A group of 11 researchers and IRB professionals, most of them affiliated with the University of California, San Diego, report on a brainstorming session from early 2015. They argue that readable consent forms, expert review, a less punitive system, and more exemptions would better serve researchers and participants. While they present their ideas as “a human research protections system that is responsive to 21st century science,” the measures they propose are equally valid for research as it has been practiced for decades.
[Cinnamon Bloss et al., “Reimagining Human Research Protections for 21st Century Science,” Journal of Medical Internet Research 18, no. 12 (2016): e329, doi:10.2196/jmir.6634.]
The team presents its proposals under five headings, but I see the second and fifth as similar in intent.
- Redesigning the Consent Form and Process
There’s broad consensus that written consent forms often fail to give prospective research participants the information they need to make a good decision. The UCSD team proposes consent forms based on Creative Commons licenses (like the one used by this blog). “Research studies,” they explain, “could create three consent forms: one that contains all the legalese and scientific exposition; one in plain English that presents the facts; and a third that is simplified even further and presents risks in bullet point format.”
- Empowering Researchers to Protect Participants

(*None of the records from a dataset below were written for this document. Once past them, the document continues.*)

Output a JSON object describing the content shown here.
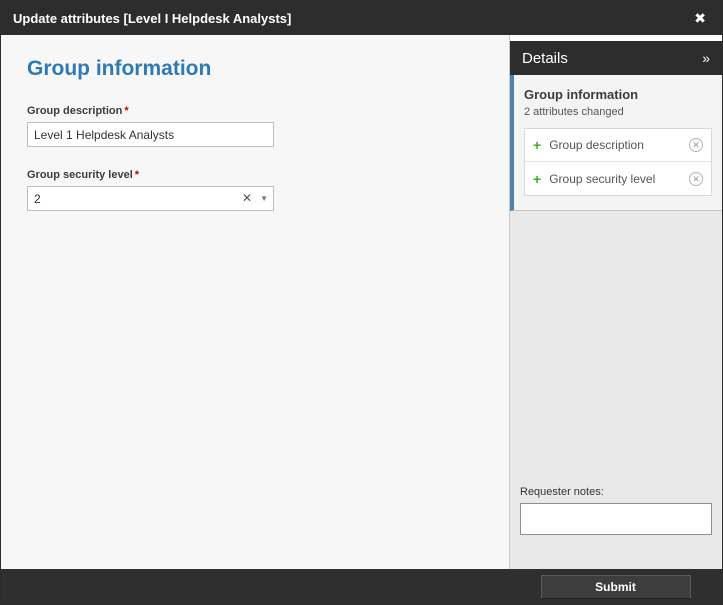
{
  "header": {
    "title": "Update attributes [Level I Helpdesk Analysts]",
    "close_glyph": "✖"
  },
  "main": {
    "heading": "Group information",
    "required_marker": "*",
    "fields": [
      {
        "label": "Group description",
        "value": "Level 1 Helpdesk Analysts"
      },
      {
        "label": "Group security level",
        "value": "2"
      }
    ],
    "combo": {
      "clear_glyph": "✕",
      "arrow_glyph": "▼"
    }
  },
  "sidebar": {
    "title": "Details",
    "collapse_glyph": "»",
    "section": {
      "title": "Group information",
      "subtitle": "2 attributes changed",
      "items": [
        {
          "plus_glyph": "+",
          "label": "Group description",
          "remove_glyph": "✕"
        },
        {
          "plus_glyph": "+",
          "label": "Group security level",
          "remove_glyph": "✕"
        }
      ]
    },
    "requester_notes_label": "Requester notes:",
    "requester_notes_value": ""
  },
  "footer": {
    "submit_label": "Submit"
  },
  "colors": {
    "titlebar_bg": "#2d2d2d",
    "heading_blue": "#2e7bb4",
    "accent_blue": "#4a85ad",
    "plus_green": "#3fae2a",
    "required_red": "#cc0000"
  }
}
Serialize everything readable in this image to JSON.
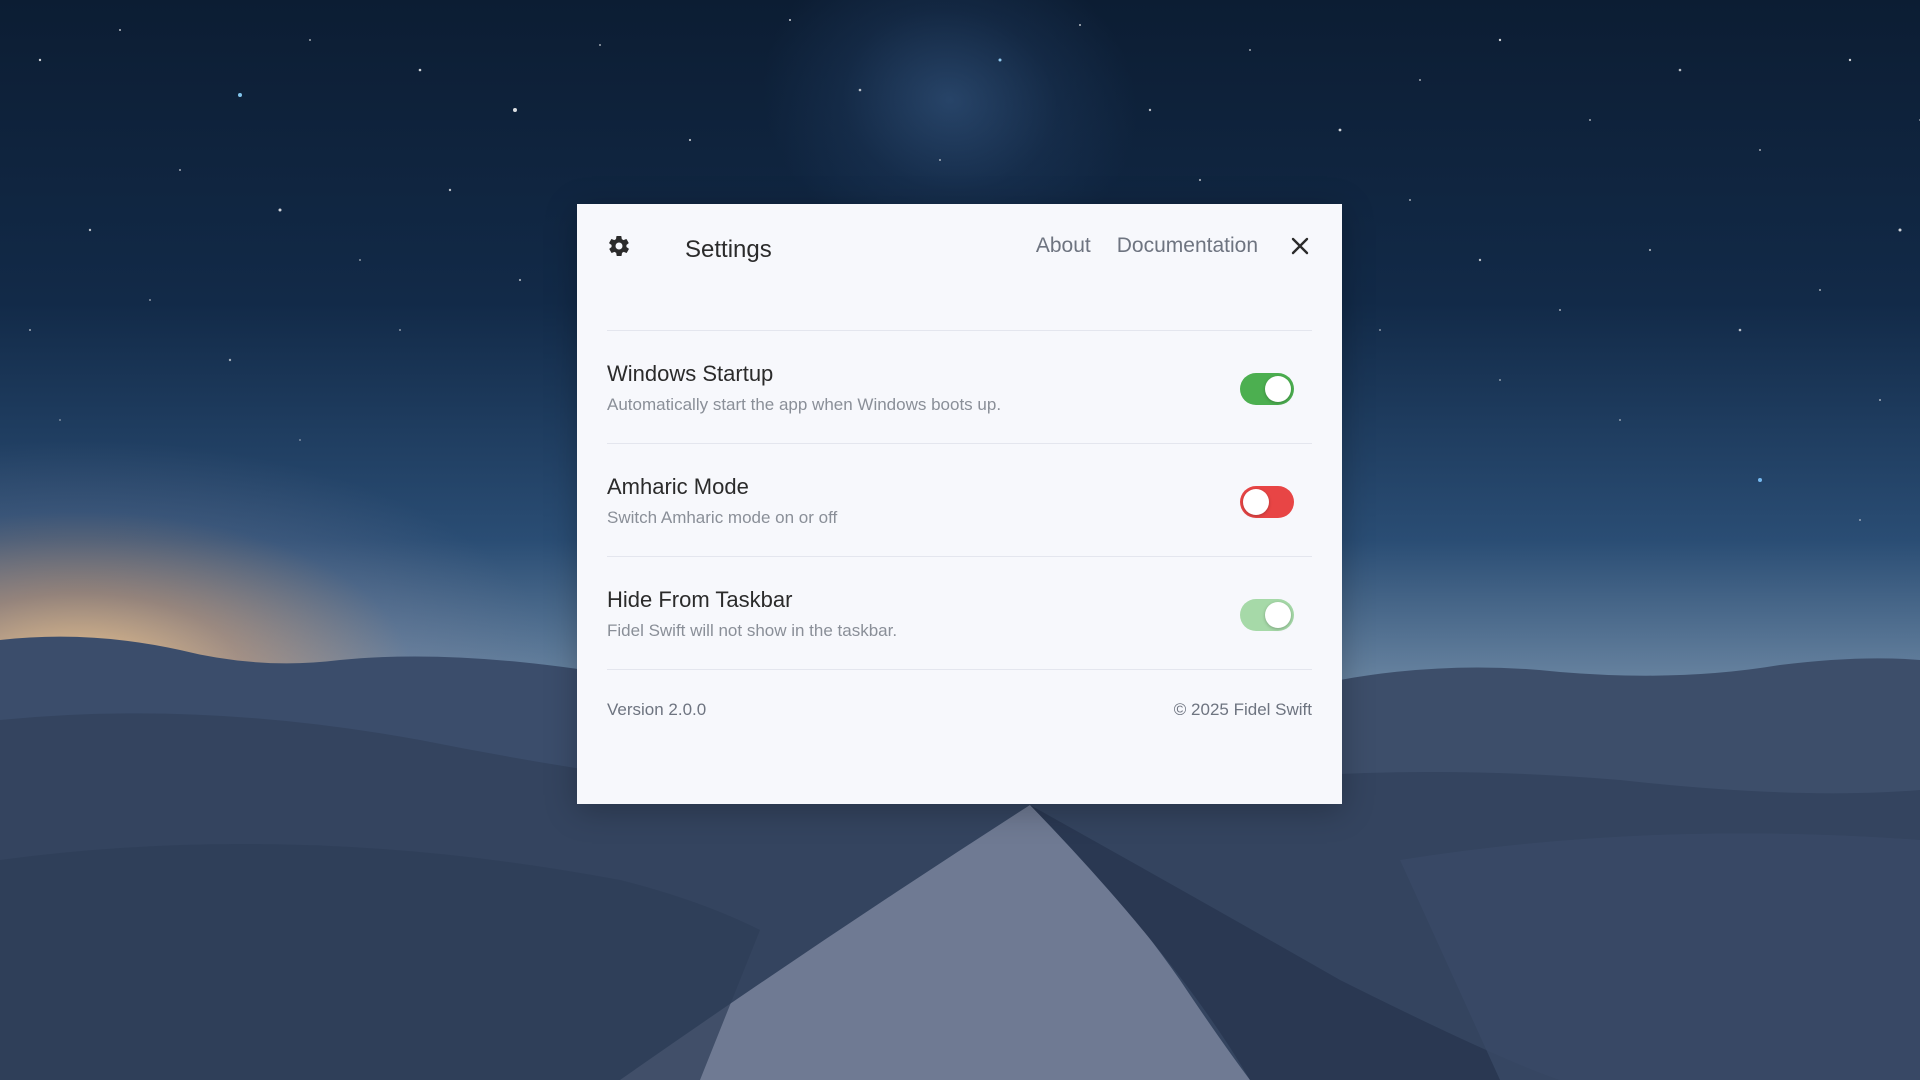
{
  "window": {
    "title": "Settings",
    "icon": "gear-icon",
    "nav_links": [
      "About",
      "Documentation"
    ],
    "close_icon": "close-icon"
  },
  "settings": [
    {
      "title": "Windows Startup",
      "description": "Automatically start the app when Windows boots up.",
      "enabled": true,
      "color": "#4caf50"
    },
    {
      "title": "Amharic Mode",
      "description": "Switch Amharic mode on or off",
      "enabled": false,
      "color": "#e84545"
    },
    {
      "title": "Hide From Taskbar",
      "description": "Fidel Swift will not show in the taskbar.",
      "enabled": true,
      "color": "#a6d9a8"
    }
  ],
  "footer": {
    "version": "Version 2.0.0",
    "copyright": "© 2025 Fidel Swift"
  },
  "colors": {
    "panel_background": "#f7f8fc",
    "text_primary": "#2b2b2b",
    "text_secondary": "#8a8f98",
    "link": "#6e7480"
  }
}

Though the authors call for “empowering researchers,” really they are calling for expert peer review:
Researchers intending to engage in human-participant research could produce a document that lays out plans and risks of the research. They could then offer those documents, along with an outline of the proposed consent process, for review by their peers. Peers would be researchers in the field of relevance for the research. These documents could be posted on the Web in the same way clinical trials are registered; not to get approval but to create a public record of the research …
Using [a] Web-based resource, within a few hours, researchers posing questions such as “How do I ensure that I won’t cause harm by asking this interview or survey question?” would receive answers from researchers who have been rated in terms of experience and expertise in human research protections. Elements of the plans could ultimately become like “protection modules” that could be swapped in and out of consent forms and research protocols, drawing attention to highly ranked modules.
- Reinforcement and Learning From Experience
Like Greg Koski, the San Diego team sees the aviation safety system as a promising model. To encourage the sharing of important information, that system relies on more transparency, and less punishment for non-compliance.
Pilots who have a “bad” landing or make another safety-related error who self-report their mistake are spared from punishment, but those who do not report it themselves are penalized if someone elects to report. Analogously, as an alternative to an IRB, in this system, researchers who create a protocol they believe to be safe, who then observe a harm during the research and who report that harm to their university or institution, present an opportunity for the research institution and community to learn how to prevent future harm.
- Increasing Efficiency of the Institutional Review Board
The authors call for several measures to track and ultimately reduce the costs of IRB review. Of particular concern to this blog is their suggestion that IRBs “use the ‘exempt’ category to a greater degree, as it was intended. The exempt category is frequently appropriate for the vast majority of social and behavioral science studies, yet it is underused, which leads to delays in review and approval and, thus, wasted resources.”
- Review of Research That Leverages Technological Advances
The authors claim that new technologies, such as “mobile, visual imaging, pervasive sensing, and geolocation tracking technologies present new ethical and regulatory challenges,” and suggest that “virtual network composed of researchers, technologists, and bioinformatics experts may prove to be a workable solution to augment or replace the traditional IRB review process resulting in an informed and meaningful human protections review of 21st century science.” This sounds a lot like their second recommendation.
These aren’t new problems
Like Metcalf and Crawford, the San Diego authors implausibly suggest that today’s IRB structure once made sense, but has been overtaken by events.
While IRBs have helped address this critical need, the IRB system has not kept pace with the evolution of research methods and practices or current and emerging trends in science and technology. The fact that the system has become antiquated calls into question whether the IRB continues to foster the protection of human research participants per the principles originally put forth in the Belmont Report. New forms of research enabled by technological advances in information technology and data science appear to be particularly challenging to IRBs, yet clear standards to guide best practices are not well established.
In fact, most of the problems they raise are not unique to “21st century science.” IRBs have wasted resources meddling with social science wasteful and inappropriate regulation of social science research since the 1960s. In the 1970s, the National Commission for the Protection of Human Subjects of Biomedical and Behavioral Research discussed participants’ struggle to understand consent forms and the need to get expert judgment to understand the risks of specific methods. The exemptions which the authors want to see applied date to 1981. Punishing researchers, rather than encouraging them to learn from mistakes, has been a bad idea from the start.
The authors are thus wrong to suggest that these problems arose with cellphones and social media. It is not that the IRB system has become antiquated; rather, it never scaled up well from its small start in the 1960s. The reforms suggested here would have been as useful half a century ago.